To understand why this is so impactful, it is important to know the cultural perceptions surrounding menstrual cycles in Sierra Leone. Girls primarily use a cloth to soak up menstrual blood; when cleaning these, girls typically do not have access to sanitary water. Further, girls cannot dry their cloth properly because there is a taboo surrounding menstrual blood in Sierra Leone. Ultimately, this results in girls developing rashes, infections and diseases. OneGirl states that menstrual complications can result in a girl missing up to 12 weeks of school, but thankfully, LaunchPad solves this problem.
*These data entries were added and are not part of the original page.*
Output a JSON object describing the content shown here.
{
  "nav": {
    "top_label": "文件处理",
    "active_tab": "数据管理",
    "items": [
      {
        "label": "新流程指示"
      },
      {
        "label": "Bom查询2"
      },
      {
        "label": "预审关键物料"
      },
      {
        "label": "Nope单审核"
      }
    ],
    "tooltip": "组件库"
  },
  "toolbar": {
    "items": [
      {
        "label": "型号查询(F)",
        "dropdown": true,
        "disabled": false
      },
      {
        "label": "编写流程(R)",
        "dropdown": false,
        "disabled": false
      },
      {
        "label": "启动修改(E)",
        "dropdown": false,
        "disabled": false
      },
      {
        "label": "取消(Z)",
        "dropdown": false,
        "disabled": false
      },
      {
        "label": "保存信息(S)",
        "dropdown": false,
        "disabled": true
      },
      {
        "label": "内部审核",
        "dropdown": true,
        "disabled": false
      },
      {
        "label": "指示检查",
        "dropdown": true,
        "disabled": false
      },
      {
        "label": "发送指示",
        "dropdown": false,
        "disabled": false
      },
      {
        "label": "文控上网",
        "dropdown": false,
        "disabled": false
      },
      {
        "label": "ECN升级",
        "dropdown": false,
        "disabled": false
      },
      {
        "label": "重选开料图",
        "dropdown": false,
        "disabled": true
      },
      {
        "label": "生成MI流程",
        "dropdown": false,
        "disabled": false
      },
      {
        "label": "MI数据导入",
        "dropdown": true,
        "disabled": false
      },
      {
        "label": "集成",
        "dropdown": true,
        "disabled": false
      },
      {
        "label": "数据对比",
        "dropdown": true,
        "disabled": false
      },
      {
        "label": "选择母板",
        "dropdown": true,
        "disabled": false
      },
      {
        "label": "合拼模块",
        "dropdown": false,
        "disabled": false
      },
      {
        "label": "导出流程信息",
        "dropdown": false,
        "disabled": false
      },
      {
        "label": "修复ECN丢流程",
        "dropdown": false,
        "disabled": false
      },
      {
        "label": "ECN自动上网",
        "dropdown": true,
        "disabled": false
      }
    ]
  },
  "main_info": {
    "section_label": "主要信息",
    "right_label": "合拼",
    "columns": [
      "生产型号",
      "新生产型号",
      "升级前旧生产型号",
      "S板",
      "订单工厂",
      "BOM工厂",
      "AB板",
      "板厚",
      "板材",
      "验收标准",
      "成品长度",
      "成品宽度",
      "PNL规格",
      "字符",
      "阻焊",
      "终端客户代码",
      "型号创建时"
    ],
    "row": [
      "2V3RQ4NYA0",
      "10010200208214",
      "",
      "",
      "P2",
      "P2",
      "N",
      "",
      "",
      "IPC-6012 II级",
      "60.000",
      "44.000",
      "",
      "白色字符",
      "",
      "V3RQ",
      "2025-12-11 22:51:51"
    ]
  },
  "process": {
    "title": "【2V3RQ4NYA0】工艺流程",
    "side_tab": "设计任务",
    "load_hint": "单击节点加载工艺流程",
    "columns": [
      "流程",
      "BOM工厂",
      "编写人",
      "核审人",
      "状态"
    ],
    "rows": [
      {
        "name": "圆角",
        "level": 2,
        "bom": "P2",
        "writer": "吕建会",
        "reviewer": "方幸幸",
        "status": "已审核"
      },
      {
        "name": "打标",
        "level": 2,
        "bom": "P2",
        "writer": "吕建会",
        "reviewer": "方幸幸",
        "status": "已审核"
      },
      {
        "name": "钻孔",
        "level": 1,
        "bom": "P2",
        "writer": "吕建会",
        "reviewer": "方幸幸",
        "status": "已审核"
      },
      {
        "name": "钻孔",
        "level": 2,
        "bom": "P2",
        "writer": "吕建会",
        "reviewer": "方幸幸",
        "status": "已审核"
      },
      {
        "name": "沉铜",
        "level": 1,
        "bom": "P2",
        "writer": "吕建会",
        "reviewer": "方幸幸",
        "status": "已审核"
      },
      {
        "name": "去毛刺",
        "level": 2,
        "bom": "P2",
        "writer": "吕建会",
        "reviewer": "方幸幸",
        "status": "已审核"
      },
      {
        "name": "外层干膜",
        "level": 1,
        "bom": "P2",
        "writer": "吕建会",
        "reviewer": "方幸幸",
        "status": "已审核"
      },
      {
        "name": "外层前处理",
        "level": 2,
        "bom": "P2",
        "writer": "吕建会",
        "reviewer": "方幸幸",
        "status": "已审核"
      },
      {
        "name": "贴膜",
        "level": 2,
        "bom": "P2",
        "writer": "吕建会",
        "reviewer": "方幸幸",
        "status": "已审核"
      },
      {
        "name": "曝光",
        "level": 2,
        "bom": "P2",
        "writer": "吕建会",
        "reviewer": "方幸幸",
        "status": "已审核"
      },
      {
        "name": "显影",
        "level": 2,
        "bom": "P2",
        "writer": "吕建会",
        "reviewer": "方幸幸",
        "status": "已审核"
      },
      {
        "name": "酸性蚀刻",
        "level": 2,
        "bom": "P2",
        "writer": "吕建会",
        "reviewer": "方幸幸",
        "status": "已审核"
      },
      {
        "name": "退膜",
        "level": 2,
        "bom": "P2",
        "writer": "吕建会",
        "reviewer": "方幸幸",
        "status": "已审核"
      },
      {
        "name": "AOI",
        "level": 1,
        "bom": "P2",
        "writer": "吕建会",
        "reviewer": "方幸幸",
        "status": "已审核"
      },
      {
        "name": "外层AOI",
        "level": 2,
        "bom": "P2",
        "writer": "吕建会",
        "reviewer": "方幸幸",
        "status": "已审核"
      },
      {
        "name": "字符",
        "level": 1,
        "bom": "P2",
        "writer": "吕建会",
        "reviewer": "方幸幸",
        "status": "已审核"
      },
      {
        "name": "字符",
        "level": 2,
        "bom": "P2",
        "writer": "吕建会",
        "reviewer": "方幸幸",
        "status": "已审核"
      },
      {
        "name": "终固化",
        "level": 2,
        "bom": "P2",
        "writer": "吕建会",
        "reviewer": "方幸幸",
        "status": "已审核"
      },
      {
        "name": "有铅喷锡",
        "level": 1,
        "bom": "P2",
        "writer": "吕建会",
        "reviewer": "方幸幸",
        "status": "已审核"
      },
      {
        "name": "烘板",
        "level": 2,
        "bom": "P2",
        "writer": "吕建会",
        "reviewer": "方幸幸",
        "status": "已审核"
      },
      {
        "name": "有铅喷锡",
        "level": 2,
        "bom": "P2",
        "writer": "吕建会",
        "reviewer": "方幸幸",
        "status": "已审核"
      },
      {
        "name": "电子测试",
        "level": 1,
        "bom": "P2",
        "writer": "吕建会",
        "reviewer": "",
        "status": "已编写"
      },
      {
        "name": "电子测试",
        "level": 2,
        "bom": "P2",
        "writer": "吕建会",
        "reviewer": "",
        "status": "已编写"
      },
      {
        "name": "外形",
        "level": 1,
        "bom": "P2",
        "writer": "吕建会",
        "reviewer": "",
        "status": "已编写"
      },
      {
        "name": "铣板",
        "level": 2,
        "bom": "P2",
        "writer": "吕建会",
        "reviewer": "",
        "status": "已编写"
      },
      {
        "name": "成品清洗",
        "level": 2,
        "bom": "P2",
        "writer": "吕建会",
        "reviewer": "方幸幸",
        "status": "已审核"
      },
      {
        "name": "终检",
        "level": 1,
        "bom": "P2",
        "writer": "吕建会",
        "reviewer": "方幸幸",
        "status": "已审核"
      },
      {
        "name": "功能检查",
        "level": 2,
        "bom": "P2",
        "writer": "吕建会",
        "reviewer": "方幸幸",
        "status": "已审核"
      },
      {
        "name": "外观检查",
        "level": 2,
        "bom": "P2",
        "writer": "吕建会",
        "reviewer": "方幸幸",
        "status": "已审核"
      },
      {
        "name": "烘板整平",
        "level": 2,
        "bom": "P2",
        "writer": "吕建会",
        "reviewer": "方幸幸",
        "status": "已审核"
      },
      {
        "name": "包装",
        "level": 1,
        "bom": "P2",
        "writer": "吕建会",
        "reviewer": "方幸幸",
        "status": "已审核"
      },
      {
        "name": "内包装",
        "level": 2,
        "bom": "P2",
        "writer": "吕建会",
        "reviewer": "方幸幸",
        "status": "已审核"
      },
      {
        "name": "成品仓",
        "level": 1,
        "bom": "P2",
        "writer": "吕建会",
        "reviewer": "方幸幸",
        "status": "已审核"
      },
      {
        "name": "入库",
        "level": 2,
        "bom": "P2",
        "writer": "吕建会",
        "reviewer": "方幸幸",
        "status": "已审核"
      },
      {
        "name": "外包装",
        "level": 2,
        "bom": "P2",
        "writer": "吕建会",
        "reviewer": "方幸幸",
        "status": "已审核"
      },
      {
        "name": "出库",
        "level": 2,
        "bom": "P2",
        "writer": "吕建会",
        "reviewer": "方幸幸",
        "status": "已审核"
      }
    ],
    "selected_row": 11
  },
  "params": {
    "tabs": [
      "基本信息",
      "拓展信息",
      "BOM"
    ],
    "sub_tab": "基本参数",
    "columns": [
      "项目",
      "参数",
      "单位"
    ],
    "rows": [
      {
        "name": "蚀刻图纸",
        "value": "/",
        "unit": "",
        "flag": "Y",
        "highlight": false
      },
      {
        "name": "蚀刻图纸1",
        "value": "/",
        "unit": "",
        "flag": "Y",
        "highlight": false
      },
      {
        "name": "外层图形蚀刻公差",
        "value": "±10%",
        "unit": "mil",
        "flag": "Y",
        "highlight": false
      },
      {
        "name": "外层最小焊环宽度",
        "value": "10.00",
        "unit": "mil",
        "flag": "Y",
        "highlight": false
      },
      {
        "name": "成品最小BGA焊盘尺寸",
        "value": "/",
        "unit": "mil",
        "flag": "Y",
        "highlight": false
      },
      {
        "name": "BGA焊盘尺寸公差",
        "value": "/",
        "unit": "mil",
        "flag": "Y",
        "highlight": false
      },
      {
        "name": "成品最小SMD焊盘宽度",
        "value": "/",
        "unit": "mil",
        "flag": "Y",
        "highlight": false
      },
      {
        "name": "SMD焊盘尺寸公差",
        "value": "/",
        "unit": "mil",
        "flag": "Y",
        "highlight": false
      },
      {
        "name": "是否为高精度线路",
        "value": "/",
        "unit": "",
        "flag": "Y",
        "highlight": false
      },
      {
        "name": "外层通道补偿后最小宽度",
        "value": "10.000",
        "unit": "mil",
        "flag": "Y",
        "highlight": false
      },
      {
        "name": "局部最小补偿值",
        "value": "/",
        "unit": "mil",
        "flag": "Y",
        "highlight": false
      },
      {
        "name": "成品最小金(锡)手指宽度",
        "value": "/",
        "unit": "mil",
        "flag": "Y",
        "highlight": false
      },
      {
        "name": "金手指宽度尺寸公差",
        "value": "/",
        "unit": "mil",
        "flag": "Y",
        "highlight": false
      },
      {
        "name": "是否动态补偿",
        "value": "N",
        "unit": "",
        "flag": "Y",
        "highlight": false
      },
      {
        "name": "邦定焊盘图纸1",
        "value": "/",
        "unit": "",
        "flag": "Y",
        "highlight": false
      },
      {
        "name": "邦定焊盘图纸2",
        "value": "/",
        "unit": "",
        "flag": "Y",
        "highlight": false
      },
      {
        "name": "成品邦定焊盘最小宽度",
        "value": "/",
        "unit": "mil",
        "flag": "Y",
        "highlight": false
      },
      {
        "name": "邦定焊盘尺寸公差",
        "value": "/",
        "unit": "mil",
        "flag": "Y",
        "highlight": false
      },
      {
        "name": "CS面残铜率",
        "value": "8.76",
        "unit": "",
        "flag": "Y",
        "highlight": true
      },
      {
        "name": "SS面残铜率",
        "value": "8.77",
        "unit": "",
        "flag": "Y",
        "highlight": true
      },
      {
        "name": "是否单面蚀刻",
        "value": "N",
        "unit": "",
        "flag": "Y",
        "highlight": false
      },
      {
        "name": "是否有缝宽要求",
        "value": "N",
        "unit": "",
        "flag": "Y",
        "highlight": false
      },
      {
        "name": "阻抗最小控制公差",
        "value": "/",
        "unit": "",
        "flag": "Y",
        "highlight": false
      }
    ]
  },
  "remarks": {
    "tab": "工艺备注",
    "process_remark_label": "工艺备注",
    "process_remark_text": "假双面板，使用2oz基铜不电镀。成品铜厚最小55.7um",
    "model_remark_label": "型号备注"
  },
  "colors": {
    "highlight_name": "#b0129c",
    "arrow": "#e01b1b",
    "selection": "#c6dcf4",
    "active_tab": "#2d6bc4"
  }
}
LaunchPad makes it possible for women to have cheap access to sanitary biodegradable products, while also keeping in mind of cultural considerations. For instance, the company does not sell reusable cloths or tampons because clean water is limited and female genital mutilation makes tampon-use painful.

LaunchPad has made more than just health and educational strides — the organization has opened a new market in which Sierra Leonean women can participate. LaunchPad has worked with Restless Development Sierra Leone to train female community leaders across the country to sell their product; these women are known as LaunchPad Champions.

LaunchPad champions earn a profit from their work, and because of their service, women across Sierra Leone are more educated about their menstrual health and have higher chances of staying in school.


Female Champions

One LaunchPad champion named N’Mah Fofonah went above and beyond her call of duty by involving her neighboring community in LaunchPad’s efforts. The two groups of women joined together in their endeavors to put all their profits toward helping their community members.

Efforts such as those accomplished by OneGirl demonstrate the lengths of positivity and change that can occur by empowering Sierra Leonean women. Sierra Leone is just another example that when you empower women, they empower others.

– Mary McCarthy

Photo: Flickr